[[ INFORMATION PROVIDED, beginning ]]

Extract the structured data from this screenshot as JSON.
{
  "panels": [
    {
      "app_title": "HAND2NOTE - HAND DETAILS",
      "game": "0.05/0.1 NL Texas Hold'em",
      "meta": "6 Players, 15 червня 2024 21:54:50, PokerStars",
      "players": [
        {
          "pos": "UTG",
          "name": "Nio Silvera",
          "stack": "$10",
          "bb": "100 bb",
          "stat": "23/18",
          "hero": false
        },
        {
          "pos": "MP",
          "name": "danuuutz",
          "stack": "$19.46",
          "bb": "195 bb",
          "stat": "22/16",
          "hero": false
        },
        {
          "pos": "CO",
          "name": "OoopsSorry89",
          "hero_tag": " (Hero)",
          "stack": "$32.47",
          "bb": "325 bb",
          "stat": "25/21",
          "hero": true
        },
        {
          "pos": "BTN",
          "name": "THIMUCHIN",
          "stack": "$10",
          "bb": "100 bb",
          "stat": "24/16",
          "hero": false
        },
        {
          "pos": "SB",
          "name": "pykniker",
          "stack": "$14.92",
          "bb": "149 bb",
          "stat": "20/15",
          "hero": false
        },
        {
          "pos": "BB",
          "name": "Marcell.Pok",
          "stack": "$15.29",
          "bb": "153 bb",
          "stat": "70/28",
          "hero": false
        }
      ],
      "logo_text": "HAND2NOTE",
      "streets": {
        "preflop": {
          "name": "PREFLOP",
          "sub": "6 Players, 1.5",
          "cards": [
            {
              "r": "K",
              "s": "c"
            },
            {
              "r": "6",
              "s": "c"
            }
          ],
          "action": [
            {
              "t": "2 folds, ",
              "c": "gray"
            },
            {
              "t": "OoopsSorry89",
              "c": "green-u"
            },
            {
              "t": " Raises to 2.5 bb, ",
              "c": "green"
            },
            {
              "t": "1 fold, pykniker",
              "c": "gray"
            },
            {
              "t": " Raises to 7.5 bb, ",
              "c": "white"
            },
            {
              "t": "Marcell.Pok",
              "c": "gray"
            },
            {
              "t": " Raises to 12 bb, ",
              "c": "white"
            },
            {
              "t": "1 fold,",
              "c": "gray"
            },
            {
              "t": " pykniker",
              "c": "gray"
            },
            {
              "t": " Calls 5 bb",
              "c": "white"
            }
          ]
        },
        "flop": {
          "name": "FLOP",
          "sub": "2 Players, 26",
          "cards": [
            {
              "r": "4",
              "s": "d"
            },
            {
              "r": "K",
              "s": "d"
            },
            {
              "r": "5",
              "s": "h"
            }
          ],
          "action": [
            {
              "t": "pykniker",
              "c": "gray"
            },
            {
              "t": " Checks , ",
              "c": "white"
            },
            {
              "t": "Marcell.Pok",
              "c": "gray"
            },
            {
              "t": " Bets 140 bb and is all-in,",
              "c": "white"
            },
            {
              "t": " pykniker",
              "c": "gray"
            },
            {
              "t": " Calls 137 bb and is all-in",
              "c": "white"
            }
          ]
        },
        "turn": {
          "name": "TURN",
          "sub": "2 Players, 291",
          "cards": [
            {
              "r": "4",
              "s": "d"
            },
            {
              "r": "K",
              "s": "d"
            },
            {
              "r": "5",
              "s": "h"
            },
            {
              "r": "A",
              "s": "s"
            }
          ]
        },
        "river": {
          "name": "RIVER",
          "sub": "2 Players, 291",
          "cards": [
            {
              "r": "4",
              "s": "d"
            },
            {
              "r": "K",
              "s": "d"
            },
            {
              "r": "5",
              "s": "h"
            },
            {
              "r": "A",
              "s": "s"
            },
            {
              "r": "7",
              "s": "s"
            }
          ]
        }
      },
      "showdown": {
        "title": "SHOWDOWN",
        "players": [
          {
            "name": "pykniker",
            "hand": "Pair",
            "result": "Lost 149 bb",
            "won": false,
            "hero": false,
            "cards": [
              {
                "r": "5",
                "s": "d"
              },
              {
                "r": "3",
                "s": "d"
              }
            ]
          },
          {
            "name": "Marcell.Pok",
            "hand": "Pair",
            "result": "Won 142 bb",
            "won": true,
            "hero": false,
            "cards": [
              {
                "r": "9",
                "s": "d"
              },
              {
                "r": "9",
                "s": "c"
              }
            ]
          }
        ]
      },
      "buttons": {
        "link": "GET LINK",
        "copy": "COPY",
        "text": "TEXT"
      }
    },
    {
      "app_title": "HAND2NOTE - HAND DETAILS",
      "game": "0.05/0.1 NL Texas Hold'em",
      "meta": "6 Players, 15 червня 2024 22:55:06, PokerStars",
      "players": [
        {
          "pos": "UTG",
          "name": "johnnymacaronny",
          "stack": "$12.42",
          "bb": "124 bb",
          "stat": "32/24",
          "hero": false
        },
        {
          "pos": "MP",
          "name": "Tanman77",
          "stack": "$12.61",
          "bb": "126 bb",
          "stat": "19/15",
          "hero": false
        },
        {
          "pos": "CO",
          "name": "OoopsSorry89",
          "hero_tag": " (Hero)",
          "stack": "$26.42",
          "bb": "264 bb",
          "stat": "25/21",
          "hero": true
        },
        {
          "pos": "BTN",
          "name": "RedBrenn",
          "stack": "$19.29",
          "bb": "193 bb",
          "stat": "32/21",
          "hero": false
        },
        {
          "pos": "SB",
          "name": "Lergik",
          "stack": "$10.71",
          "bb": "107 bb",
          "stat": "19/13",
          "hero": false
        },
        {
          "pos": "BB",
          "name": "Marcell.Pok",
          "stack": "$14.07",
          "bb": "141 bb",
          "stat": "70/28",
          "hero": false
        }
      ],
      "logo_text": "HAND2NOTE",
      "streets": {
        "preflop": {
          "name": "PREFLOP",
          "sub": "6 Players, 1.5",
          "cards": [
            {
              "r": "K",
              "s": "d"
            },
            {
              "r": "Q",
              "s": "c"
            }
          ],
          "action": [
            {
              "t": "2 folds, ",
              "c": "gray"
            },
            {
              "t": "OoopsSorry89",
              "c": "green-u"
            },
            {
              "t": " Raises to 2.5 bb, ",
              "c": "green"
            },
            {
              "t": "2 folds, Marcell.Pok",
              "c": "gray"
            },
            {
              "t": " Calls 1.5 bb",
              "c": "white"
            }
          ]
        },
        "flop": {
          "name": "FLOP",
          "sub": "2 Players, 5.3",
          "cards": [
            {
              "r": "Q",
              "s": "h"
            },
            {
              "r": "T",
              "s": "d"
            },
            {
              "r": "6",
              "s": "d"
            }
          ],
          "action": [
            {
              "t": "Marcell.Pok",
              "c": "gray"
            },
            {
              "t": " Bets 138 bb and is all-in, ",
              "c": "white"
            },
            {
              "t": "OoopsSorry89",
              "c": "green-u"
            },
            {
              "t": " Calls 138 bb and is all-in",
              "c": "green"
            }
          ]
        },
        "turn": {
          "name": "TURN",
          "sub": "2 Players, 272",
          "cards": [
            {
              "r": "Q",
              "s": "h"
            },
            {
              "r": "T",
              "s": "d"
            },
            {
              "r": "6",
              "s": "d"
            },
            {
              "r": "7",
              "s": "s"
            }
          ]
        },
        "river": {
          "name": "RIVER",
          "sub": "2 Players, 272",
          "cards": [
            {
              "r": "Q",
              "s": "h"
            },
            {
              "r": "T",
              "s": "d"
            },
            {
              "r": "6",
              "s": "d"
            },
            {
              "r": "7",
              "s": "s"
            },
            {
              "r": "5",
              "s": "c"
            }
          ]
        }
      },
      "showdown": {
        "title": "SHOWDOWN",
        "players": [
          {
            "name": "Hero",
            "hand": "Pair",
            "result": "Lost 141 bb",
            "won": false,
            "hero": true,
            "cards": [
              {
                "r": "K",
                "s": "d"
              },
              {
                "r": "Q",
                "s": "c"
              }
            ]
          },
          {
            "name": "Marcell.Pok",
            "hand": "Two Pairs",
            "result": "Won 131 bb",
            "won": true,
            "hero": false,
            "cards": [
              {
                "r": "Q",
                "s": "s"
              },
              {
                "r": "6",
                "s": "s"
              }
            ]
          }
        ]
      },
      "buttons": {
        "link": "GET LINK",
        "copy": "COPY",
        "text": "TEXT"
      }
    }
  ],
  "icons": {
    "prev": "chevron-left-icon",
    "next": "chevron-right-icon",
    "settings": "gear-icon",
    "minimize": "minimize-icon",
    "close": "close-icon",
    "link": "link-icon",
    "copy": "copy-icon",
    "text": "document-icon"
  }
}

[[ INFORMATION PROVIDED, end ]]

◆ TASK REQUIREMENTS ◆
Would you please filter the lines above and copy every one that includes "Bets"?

◆ EXERCISE SOLUTION ◆
              "t": " Bets 140 bb and is all-in,",
              "t": " Bets 138 bb and is all-in, ",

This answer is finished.